There has been a decline of 89 per cent in the direct recruitment in central government ministries and departments in 2015 as compared to 2013, data presented in Lok Sabha shows. Minister of State for personnel, public grievances and pensions Jitendra Singh presented the data about recruitment in central government jobs in two separate responses.
The data presented in the House shows that the total appointments made through direct recruitment by central government ministries and departments have plummeted to 15,877 in 2015 which is a decline of 89 per cent from 1,51,841 in the year 2013.
In 2014, the figure was 1,26,261.
There has also been a 90 per cent decline in the direct recruitment of reserved category candidates in the central government jobs in the year 2015 as compared to 2013, it says.
The data provided for 74 ministries shows that 92,928 candidates belonging to Scheduled Caste, Scheduled Tribes and Other Backward Classes were appointed through direct recruitment in the year 2013.
In 2014, the numbers declined to 72,077 (69 ministries) which plummeted to only 8,436 (50 ministries) in the year 2015 which is a sharp decline of 90 per cent as compared to 2013, the government data shows.
In a separate response, the minister said 31 per cent of 92,589 vacancies, which is 28,713, for reserved categories remained unfulfilled as of December 31, 2016.
He said 20,975 vacancies for Scheduled Castes, 15,874 vacancies for Scheduled Tribes and 20,027 vacancies for Other Backward Classes have been filled up during the period April 1, 2012 to December 31, 2016.
“As per information provided by 10 major ministries and departments including Public Sector Banks/Financial Institutions, Central Public Sector Undertakings etc 28,713 vacancies remained unfilled as on December 31, 2016, which comes to about 31 per cent of 92,589 backlog vacancies, reserved for Scheduled Castes, Scheduled Tribes and Other Backward Classes,” Singh said.
He said that these 10 ministries and departments have been requested to take expeditious action with regard to the unfilled reserved backlog vacancies.
On the recruitment of minority community in central government jobs, he said according to the data received from 79 ministries and departments for the year 2014-15, 18,822 employees (8.56 per cent) were recruited from minority communities in Government services and PSUs.
The data, from 44 ministries and departments for the year 2015-16, shows the recruitment from minority community dipped to 2,851 employees (7.5 per cent).
“The posts sanctioned in Government ministries and departments are required to be filled as per the recruitment rules as and when vacancies arise,” he said.
The minister said that filling up of posts is a continuous process depending on the vacancies arising across ministries and departments during the years and action calenders of the recruitment agencies.
He said that in this regard all ministries and departments have been requested to take advance action for reporting vacancy position with respect to direct recruitment posts to recruitment agencies such as Union Public Service Commission and Staff Selection Commission etc.
Singh said ministries and departments have also been requested for timely convening of the departmental promotion committee meeting for filling up of promotional posts.

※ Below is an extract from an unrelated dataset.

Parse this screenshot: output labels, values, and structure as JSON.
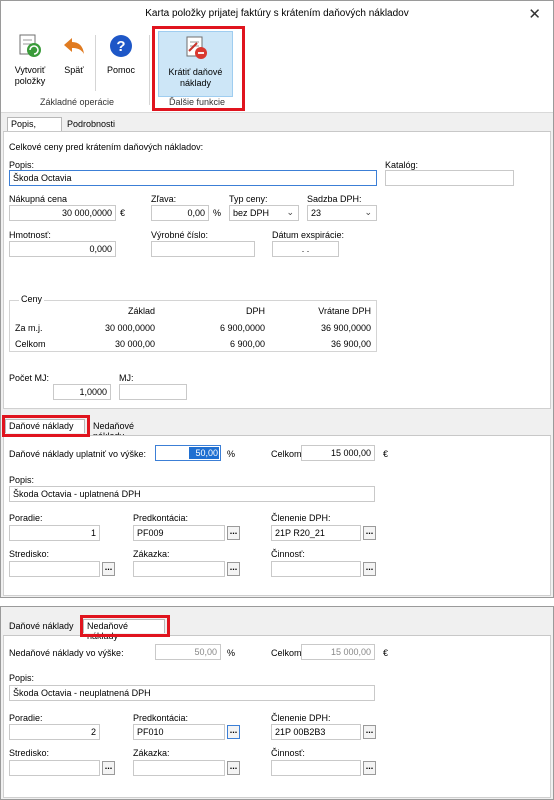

On the issue of vacancies for reserved category, the Minister said, “The Government had constituted a committee under the Chairmanship of the then Secretary, Department of Social Justice and Empowerment to make an analysis of the reasons for non-filling up of reserved vacancies and to suggest remedial measures.”
He said various ministries and departments have constituted in-house committee and initiated action for filling up of reserved vacancies.
“Department of Personnel and Training monitors the progress in filling up of reserved category vacancies for Scheduled Castes, Scheduled Tribes and Other Backward Classes with 10 Ministries and Departments having majority of the employees in Central Government. Six meetings were held in this regard,” he said.